The incredible edible egg debate is now on Arlington’s menu of public-policy forks in the road.
Culinary gags aside, there exists a suburban urban-farming movement to mimic such towns as Portland (Ore.), Seattle and Baltimore and allow Arlingtonians to raise chickens on egg farms alongside their carports and barbecues.
The bid to loosen an early-‘60s restriction was hatched last year by some greeny health boosters who formed the Arlington Egg Project. They’ve gathered 1,000-plus signatures in support.
In early January, the county board welcomed their idea as one possibility in a larger initiative that might include rooftop gardens and land exchanges. A task force will be named in March, and a full report expected in a year.
One of the ringleaders is Ed Fendley, the onetime school board chairman who recently took a new job at the Environmental Protection Agency. The idea of backyard chickens, he told me, first attracted him when he saw it while stationed for the Foreign Service in Java, Indonesia.
The advantage is that there is “nothing more fresh than eggs from your own back yard, like growing vegetables,” he said. “And the backyard farmer can control what the hen is consuming.” He sees “health risks associated with industrial-scale agriculture and long distribution chains. The greater the distance and time from production to table,” Fendley added, the greater the risks. “Industrial agriculture is one of the leading causes of degradation of the Chesapeake Bay.”
Foes of home-made eggs worry about sanitation and the scarcity of lots large enough for proper pens. They fear odor and noise (though advocates stress that the real noise comes from roosters, which would be prohibited).
I wondered whether professional egg-producers would resent competition from dilettantes. I ran it by Mitch Head, an Atlanta-based spokesman for the United Egg Producers, whose members deliver 88 percent of U.S. eggs.
“The egg industry is not threatened” by urban farming, he said, mentioning that its 250 million egg-laying hens produce 77 billion eggs a year. But it has some “general concerns.”
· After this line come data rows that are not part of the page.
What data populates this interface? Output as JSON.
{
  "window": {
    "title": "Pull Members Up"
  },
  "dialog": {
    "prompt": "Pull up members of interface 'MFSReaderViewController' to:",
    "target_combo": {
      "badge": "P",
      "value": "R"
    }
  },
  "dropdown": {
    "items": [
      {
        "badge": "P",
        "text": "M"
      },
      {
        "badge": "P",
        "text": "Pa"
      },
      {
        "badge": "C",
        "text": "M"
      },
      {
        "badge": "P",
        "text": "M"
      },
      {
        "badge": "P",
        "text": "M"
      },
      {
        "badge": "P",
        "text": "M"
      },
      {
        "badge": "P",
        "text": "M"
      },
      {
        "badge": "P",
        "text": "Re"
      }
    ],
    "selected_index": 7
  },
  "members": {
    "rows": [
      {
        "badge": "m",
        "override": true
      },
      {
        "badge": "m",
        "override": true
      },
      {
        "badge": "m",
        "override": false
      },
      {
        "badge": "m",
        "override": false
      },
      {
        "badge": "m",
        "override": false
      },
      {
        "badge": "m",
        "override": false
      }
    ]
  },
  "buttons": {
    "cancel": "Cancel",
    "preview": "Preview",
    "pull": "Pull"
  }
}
“The biggest unknown is that it might be a way for bird flu to spread,” he said. Without netting or proper enclosures, backyard hens have contact with migratory birds. Most commercial operations are indoors, in barns, or screened off, he said. The health threat changes by season and region.
Animal welfare is another concern. “Most commercial egg farms employ veterinarians,” Head said. “When average people experience problems, their chicken can become despoiled quickly. It’s not like taking care of a cat or a gerbil.”
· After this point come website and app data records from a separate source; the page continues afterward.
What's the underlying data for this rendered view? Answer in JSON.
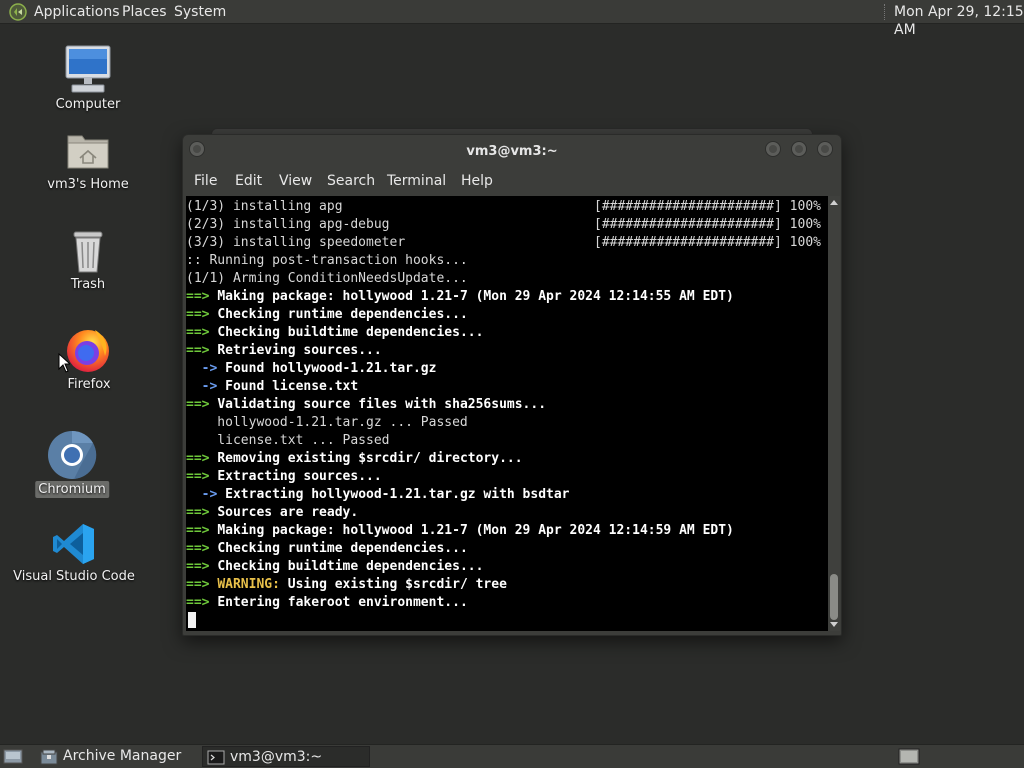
{
  "top_panel": {
    "menus": [
      "Applications",
      "Places",
      "System"
    ],
    "clock": "Mon Apr 29, 12:15 AM"
  },
  "desktop": {
    "icons": [
      {
        "label": "Computer",
        "icon": "computer-icon"
      },
      {
        "label": "vm3's Home",
        "icon": "home-folder-icon"
      },
      {
        "label": "Trash",
        "icon": "trash-icon"
      },
      {
        "label": "Firefox",
        "icon": "firefox-icon"
      },
      {
        "label": "Chromium",
        "icon": "chromium-icon"
      },
      {
        "label": "Visual Studio Code",
        "icon": "vscode-icon"
      }
    ]
  },
  "terminal": {
    "title": "vm3@vm3:~",
    "menu": [
      "File",
      "Edit",
      "View",
      "Search",
      "Terminal",
      "Help"
    ],
    "lines": [
      {
        "text": "(1/3) installing apg",
        "right": "[######################] 100%"
      },
      {
        "text": "(2/3) installing apg-debug",
        "right": "[######################] 100%"
      },
      {
        "text": "(3/3) installing speedometer",
        "right": "[######################] 100%"
      },
      {
        "text": ":: Running post-transaction hooks..."
      },
      {
        "text": "(1/1) Arming ConditionNeedsUpdate..."
      },
      {
        "prefix": "==> ",
        "text": "Making package: hollywood 1.21-7 (Mon 29 Apr 2024 12:14:55 AM EDT)"
      },
      {
        "prefix": "==> ",
        "text": "Checking runtime dependencies..."
      },
      {
        "prefix": "==> ",
        "text": "Checking buildtime dependencies..."
      },
      {
        "prefix": "==> ",
        "text": "Retrieving sources..."
      },
      {
        "prefix": "  -> ",
        "text": "Found hollywood-1.21.tar.gz"
      },
      {
        "prefix": "  -> ",
        "text": "Found license.txt"
      },
      {
        "prefix": "==> ",
        "text": "Validating source files with sha256sums..."
      },
      {
        "text": "    hollywood-1.21.tar.gz ... Passed"
      },
      {
        "text": "    license.txt ... Passed"
      },
      {
        "prefix": "==> ",
        "text": "Removing existing $srcdir/ directory..."
      },
      {
        "prefix": "==> ",
        "text": "Extracting sources..."
      },
      {
        "prefix": "  -> ",
        "text": "Extracting hollywood-1.21.tar.gz with bsdtar"
      },
      {
        "prefix": "==> ",
        "text": "Sources are ready."
      },
      {
        "prefix": "==> ",
        "text": "Making package: hollywood 1.21-7 (Mon 29 Apr 2024 12:14:59 AM EDT)"
      },
      {
        "prefix": "==> ",
        "text": "Checking runtime dependencies..."
      },
      {
        "prefix": "==> ",
        "text": "Checking buildtime dependencies..."
      },
      {
        "prefix": "==> ",
        "warn": "WARNING:",
        "text": " Using existing $srcdir/ tree"
      },
      {
        "prefix": "==> ",
        "text": "Entering fakeroot environment..."
      }
    ]
  },
  "taskbar": {
    "tasks": [
      {
        "label": "Archive Manager",
        "icon": "archive-manager-icon"
      },
      {
        "label": "vm3@vm3:~",
        "icon": "terminal-icon"
      }
    ]
  },
  "colors": {
    "desktop_bg": "#2b2c2a",
    "panel_bg": "#3a3b38",
    "terminal_bg": "#000000",
    "arrow_green": "#6fc93b",
    "warning_yellow": "#e9c14a"
  }
}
Thirdly, “the eggs you buy in a grocery store do not have growth hormones or antibiotics,” he said. All are local, and go to market within 24 hours after they’re laid.
The ordinance that would need changing requires a setback. It states that “livestock or poultry shall be kept in a building, structure or yard for the raising, housing or sale thereof which shall be located no less than one hundred (100) feet from any street or lot line; provided, further, that poultry shall not be allowed to roam at large.”
Fendley plans a good “Arlington-style” discussion on best practices for responsible chicken raising and new regulation. Though his movement appeals mostly to the seriously committed, it’s promoting a comedy night and film titled “Mad City Chickens”, Feb. 16 at the Arlington Cinema & Drafthouse.
Charlie Clark may be e-mailed at firstname.lastname@example.org